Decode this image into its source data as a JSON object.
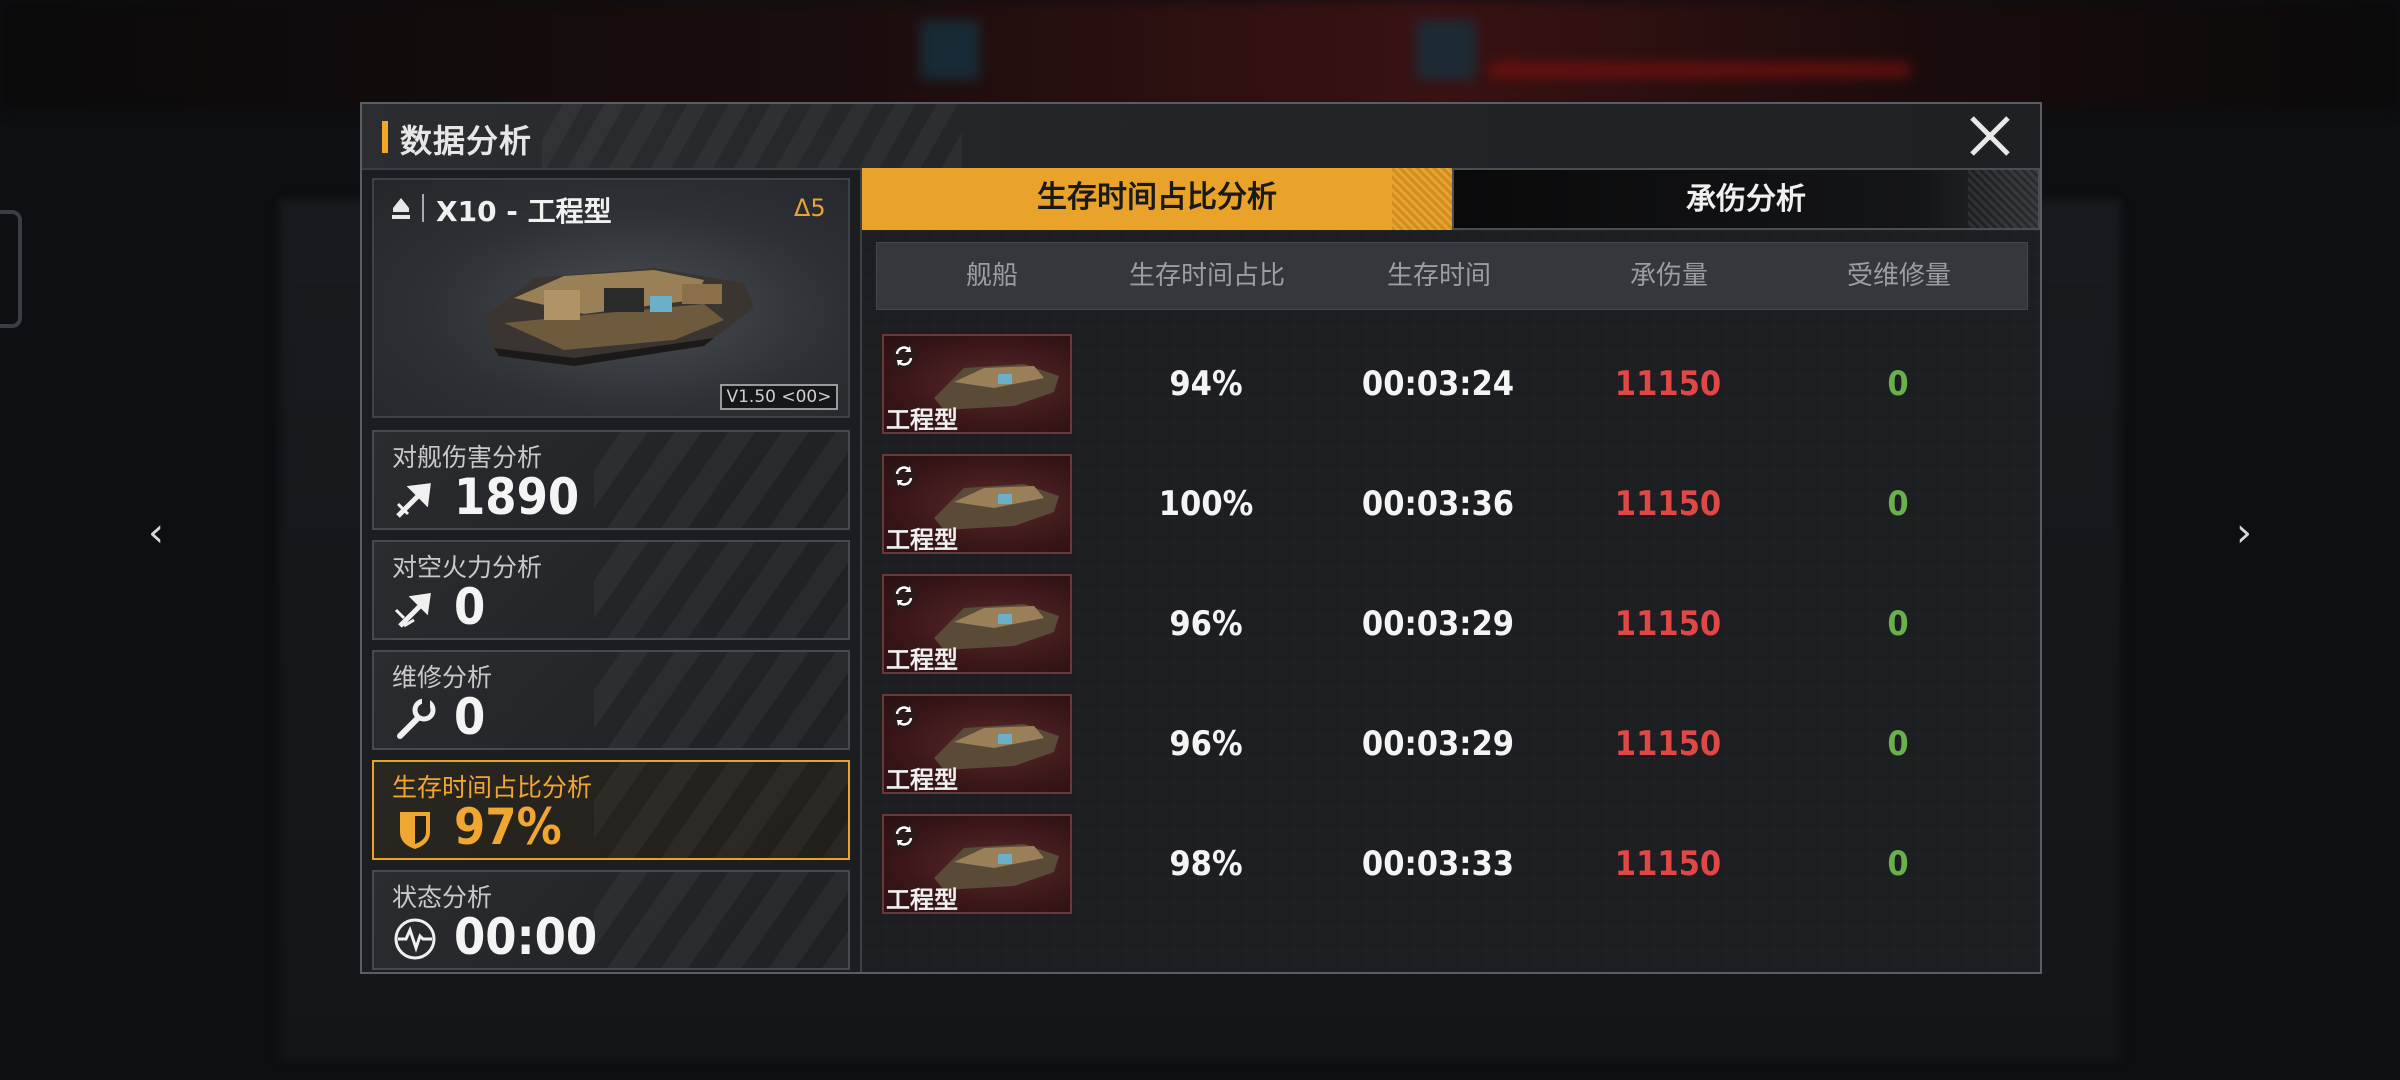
{
  "dialog": {
    "title": "数据分析"
  },
  "ship": {
    "name": "X10 - 工程型",
    "level": "Δ5",
    "version": "V1.50 <00>"
  },
  "stats": [
    {
      "label": "对舰伤害分析",
      "value": "1890",
      "icon": "damage-arrow-icon"
    },
    {
      "label": "对空火力分析",
      "value": "0",
      "icon": "anti-air-arrow-icon"
    },
    {
      "label": "维修分析",
      "value": "0",
      "icon": "wrench-icon"
    },
    {
      "label": "生存时间占比分析",
      "value": "97%",
      "icon": "shield-icon",
      "active": true
    },
    {
      "label": "状态分析",
      "value": "00:00",
      "icon": "pulse-icon"
    }
  ],
  "tabs": [
    {
      "label": "生存时间占比分析",
      "active": true
    },
    {
      "label": "承伤分析",
      "active": false
    }
  ],
  "table": {
    "headers": [
      "舰船",
      "生存时间占比",
      "生存时间",
      "承伤量",
      "受维修量"
    ],
    "rows": [
      {
        "ship": "工程型",
        "pct": "94%",
        "time": "00:03:24",
        "damage": "11150",
        "repair": "0"
      },
      {
        "ship": "工程型",
        "pct": "100%",
        "time": "00:03:36",
        "damage": "11150",
        "repair": "0"
      },
      {
        "ship": "工程型",
        "pct": "96%",
        "time": "00:03:29",
        "damage": "11150",
        "repair": "0"
      },
      {
        "ship": "工程型",
        "pct": "96%",
        "time": "00:03:29",
        "damage": "11150",
        "repair": "0"
      },
      {
        "ship": "工程型",
        "pct": "98%",
        "time": "00:03:33",
        "damage": "11150",
        "repair": "0"
      }
    ]
  },
  "nav": {
    "prev": "‹",
    "next": "›"
  },
  "colors": {
    "accent": "#e9a22a",
    "damage": "#e04848",
    "repair": "#6ab04c"
  }
}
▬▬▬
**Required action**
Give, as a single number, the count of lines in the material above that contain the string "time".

**Solution to this task**
5